Similarly, if the dog barks every time it sees another dog, exposure therapy is the way to go. When you’re walking your pup, have your friend come toward you with their pet. As soon as you can see them, start feeding your dog treats. This is a much more effective way to stop dog barking than stepping in front of your pet every time you suspect something may be distressing to them.
Teach the Dog Another Way to React
Certain training techniques could also break your dog’s habit of barking and establish a new one instead. For example, if your dog is in the habit of barking at knocks, you can teach them to go to their bed instead of tossing a treat on their mat every time someone knocks. There are many other substitute habits too. For example, instead of barking when it gets excited on walks, you can teach the dog to come to you.
Exercise the Dog
Finally, the one thing that would definitely stop dog barking for good is exercise. As we’ve mentioned, if your dog is barking because of excess energy, the easiest way to get them to stop is to give them plenty of exercises. Now, “plenty” is obviously a loaded term. After all, some breeds do require more exercise than others, and there are always exceptions for every rule. So don’t be surprised if your Basset Hound develops a need for exercise and your terrier decides to sit one out.
Naturally, when we suggest bark-control products, we don’t mean for dog owners to put shock collars on their pups. These are not only cruel but also unnecessary, with so many better options out there. For example, vibration collars are a similar concept, although they don’t hurt the dog. Instead, they work by diverting the dog’s attention to the vibrating sensation at their neck every time they bark.

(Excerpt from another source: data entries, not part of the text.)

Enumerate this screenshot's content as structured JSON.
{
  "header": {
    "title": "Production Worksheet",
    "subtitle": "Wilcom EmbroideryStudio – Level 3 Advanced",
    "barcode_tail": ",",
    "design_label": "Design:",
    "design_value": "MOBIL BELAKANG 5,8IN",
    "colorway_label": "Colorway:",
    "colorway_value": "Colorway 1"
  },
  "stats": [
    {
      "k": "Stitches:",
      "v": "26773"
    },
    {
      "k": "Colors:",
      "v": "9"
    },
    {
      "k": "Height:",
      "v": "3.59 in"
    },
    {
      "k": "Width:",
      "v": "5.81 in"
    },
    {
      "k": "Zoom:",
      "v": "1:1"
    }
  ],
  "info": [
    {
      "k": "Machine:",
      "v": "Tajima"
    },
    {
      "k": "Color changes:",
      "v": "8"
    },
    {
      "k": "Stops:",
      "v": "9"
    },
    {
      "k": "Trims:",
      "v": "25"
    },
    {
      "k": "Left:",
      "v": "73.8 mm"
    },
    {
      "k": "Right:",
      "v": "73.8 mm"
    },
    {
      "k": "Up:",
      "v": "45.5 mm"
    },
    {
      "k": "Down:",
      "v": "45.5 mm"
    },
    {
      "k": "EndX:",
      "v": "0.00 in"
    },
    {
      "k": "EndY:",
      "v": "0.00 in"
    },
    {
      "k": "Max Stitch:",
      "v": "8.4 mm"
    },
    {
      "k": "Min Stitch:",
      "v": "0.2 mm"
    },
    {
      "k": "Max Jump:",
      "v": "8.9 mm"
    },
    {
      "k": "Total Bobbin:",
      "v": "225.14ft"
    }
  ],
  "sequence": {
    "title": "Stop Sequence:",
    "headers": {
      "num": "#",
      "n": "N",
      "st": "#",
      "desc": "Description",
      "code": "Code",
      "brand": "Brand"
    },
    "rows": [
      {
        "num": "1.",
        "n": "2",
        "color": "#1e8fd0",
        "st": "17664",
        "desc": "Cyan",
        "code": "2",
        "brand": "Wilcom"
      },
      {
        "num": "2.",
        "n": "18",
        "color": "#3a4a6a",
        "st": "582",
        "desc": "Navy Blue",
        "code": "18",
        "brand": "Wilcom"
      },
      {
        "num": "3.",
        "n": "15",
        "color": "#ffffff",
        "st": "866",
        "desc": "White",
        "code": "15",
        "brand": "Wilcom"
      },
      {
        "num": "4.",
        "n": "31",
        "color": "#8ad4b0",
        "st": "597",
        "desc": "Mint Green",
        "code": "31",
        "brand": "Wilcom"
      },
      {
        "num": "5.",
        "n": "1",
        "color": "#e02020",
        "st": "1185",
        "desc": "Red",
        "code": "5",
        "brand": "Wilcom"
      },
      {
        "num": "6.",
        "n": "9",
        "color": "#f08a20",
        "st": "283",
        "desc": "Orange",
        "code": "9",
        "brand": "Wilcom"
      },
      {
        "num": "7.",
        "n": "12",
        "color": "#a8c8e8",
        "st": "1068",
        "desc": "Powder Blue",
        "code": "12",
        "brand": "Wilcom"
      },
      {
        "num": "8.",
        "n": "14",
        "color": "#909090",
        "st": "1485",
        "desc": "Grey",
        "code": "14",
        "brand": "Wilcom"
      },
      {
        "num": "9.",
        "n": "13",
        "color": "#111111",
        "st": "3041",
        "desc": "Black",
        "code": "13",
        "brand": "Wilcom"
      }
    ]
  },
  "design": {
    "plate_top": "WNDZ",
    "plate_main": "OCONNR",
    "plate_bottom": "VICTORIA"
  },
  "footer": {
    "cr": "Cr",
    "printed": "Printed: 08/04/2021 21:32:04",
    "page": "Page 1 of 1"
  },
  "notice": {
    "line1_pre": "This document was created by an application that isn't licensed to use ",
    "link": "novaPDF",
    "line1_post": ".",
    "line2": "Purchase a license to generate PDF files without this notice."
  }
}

There are many solutions that might stop dog barking, whether temporarily or permanently. Admittedly, the temporary fixes are much easier to implement than time-consuming training. Still, the training does has its advantages. Namely, it changes the dog’s behavior and can make them less afraid of certain stressors overall. Ultimately, deciding for an approach will be up to each individual dog owner.